Authors: James Baetke

Students rallied the state Capitol Tuesday urging lawmakers to make room for more state funding to assist with higher education.

Students from six different colleges and universities across Colorado urged legislators to increase the amount of money that is allotted for higher education.

Katie Clausen, president of Associated Students of CSU, represented CSU and was part of an effort by about 60 students to deliver 6,000 signed postcards to state representatives.

"It was very important to get the word out," Clausen said.

Rep. Angie Paccione, D-Fort Collins, was personally handed a stack of postcards, as were other key education players in the legislature, including Sen. Sue Windels, D-Arvada, who is the chair for the Senate Education Committee.

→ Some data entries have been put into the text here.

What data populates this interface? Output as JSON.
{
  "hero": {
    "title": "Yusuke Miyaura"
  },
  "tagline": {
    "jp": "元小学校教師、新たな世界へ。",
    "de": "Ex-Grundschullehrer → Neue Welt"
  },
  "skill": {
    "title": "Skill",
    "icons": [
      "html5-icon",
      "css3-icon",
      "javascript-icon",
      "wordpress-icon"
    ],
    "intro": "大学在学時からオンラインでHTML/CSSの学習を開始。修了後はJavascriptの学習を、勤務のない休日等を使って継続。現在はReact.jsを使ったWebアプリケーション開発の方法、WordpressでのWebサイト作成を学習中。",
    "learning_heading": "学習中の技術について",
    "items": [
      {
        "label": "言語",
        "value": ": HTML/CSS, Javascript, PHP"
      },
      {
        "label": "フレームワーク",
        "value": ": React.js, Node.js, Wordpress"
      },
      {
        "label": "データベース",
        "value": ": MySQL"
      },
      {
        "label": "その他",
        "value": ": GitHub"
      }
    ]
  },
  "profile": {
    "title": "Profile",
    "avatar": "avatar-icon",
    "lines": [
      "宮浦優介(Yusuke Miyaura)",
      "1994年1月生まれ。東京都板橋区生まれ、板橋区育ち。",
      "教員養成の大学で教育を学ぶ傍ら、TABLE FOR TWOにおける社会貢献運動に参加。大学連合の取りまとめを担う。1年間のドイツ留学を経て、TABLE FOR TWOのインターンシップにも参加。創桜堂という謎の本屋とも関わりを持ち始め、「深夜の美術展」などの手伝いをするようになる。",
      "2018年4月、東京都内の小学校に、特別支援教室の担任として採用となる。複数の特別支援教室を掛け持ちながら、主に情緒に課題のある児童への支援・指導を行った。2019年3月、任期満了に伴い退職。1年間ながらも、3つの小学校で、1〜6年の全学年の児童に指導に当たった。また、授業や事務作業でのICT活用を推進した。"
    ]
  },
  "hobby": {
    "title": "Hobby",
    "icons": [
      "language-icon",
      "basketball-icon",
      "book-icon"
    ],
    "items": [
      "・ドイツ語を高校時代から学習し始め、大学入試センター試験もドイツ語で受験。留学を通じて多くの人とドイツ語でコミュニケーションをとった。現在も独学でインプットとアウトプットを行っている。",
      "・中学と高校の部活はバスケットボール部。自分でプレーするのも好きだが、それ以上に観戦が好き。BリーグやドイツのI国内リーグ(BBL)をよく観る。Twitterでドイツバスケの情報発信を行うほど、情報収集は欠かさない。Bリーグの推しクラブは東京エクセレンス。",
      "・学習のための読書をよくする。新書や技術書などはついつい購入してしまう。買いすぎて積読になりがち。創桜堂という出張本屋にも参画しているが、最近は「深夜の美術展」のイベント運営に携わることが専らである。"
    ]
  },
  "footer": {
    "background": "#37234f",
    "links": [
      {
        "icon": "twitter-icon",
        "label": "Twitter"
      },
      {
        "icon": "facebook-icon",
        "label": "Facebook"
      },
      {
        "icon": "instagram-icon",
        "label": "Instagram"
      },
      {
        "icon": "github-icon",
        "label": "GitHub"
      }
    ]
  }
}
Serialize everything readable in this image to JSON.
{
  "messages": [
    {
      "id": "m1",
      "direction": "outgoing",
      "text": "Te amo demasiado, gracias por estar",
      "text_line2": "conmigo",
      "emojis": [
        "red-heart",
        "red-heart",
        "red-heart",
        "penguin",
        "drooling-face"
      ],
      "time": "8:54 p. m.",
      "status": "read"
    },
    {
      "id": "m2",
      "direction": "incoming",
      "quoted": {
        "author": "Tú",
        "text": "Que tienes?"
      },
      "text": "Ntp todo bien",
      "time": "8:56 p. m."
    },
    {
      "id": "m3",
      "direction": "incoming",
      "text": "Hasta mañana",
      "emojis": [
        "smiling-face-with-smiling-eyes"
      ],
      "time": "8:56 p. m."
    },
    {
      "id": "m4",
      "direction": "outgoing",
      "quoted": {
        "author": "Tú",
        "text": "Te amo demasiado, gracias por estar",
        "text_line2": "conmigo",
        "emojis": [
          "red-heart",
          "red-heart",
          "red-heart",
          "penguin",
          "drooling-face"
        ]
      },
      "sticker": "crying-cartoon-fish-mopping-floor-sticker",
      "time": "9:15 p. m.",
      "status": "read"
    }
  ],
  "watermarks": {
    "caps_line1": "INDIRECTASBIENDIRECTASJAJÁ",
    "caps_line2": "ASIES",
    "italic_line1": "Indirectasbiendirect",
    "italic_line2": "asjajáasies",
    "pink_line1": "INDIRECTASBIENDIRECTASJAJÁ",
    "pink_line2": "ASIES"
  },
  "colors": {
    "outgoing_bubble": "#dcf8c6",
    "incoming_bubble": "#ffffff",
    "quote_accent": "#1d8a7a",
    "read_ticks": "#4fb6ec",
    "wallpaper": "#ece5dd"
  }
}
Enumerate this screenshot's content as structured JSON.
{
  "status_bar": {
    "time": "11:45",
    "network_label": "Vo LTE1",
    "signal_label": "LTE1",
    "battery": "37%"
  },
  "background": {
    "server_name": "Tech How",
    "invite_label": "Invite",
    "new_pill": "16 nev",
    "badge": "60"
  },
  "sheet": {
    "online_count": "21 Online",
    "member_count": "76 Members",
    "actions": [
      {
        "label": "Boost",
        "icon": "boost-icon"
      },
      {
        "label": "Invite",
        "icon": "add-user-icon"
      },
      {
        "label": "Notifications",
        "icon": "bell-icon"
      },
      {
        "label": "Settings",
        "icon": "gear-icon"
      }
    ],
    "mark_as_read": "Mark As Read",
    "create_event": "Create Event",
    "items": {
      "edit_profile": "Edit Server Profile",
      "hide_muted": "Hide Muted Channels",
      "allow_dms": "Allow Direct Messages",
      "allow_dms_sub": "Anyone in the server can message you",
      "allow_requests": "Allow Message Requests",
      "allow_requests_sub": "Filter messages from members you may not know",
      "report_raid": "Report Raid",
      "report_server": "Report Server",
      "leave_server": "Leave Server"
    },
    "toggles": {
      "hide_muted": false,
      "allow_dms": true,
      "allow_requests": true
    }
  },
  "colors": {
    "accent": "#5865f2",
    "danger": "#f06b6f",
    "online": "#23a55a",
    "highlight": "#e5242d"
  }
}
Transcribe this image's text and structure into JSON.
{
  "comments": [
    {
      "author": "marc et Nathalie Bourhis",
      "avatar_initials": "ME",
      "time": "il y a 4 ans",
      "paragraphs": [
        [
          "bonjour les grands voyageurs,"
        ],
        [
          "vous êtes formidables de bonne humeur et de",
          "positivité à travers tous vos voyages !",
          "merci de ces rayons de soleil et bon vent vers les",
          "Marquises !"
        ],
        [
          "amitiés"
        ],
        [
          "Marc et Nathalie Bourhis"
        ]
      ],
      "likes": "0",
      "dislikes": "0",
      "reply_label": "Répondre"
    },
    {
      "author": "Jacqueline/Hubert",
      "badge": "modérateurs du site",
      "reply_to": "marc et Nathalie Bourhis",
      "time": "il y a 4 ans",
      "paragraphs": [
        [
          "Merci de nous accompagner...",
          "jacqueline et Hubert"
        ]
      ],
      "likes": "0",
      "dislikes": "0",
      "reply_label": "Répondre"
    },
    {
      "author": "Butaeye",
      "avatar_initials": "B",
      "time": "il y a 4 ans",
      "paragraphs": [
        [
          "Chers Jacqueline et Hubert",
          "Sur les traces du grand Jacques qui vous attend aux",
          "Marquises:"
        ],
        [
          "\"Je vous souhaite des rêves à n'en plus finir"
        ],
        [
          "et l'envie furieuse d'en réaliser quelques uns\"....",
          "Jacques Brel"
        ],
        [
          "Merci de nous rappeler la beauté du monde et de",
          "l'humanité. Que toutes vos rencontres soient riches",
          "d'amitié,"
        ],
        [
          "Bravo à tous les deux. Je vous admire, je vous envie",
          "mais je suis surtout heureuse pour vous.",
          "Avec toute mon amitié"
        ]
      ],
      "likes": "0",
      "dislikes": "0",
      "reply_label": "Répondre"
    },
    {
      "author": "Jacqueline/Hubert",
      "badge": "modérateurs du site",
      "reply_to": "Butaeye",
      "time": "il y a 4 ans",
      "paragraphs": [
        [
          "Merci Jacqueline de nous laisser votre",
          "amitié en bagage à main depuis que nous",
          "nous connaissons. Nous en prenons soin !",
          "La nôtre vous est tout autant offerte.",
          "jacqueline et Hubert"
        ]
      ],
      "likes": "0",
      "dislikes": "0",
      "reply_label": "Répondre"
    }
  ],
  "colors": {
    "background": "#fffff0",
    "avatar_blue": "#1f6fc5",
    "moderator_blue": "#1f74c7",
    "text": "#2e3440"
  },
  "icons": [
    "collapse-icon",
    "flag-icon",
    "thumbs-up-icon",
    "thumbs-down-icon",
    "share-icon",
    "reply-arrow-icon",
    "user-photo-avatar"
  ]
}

Clausen said this issue is not just a student issue. It is a state problem that will affect everyone.

"This is becoming an economic vitality issue for the state of Colorado," Clausen said.

Clausen said lawmakers accepted the student-run press conference with open arms and said Paccione was "estatic" and "suprised" to receive the signature postcards. Clausen said Paccione wanted to see more cards and was willing to push her colleagues to get something on the November ballot and to resolve the financial problems seen across college campuses in Colorado.

The purpose Tuesday was to deliver the message that more state funding is essential to keeping higher education public.

Maria Bennett, director of legislative affairs for ASCSU, called Tuesday's rally responsive. Bennett said the legislators reacted well to the rally, and she credits lawmakers with making progress in helping save funds for higher education this year compared to past years.

"Overall, we accomplished our goal to let the public know we would like to see what happens with higher education," Bennett said.

Bennett said of the approximate 6,000 signature cards presented to the Hill, 2,000 were from CSU students and the Fort Collins community.

"Seeing the increased activity in Denver is a positive step," Bennett said, referring to Capitol Hill. "We really want to see students take a grassroots approach (toward support in tuition)."

House Speaker Andrew Romanoff was impressed with the rally effort.

"I applaud the students' leadership and share their desire for change. If we stay on our current course, we will become the first state in the nation to lose a public system of higher education. We can do better. Our bipartisan solution will keep the doors of higher education open for many years to come," said Romanoff, D-Denver.

Clausen said she looks forward to November in seeing an initiative to help better fund colleges and universities. Clausen said there are three rough initiatives out there, and now it comes down to lawmakers agreeing on one of them and being able to "drop the ego race."

 Posted by at 5:00 pm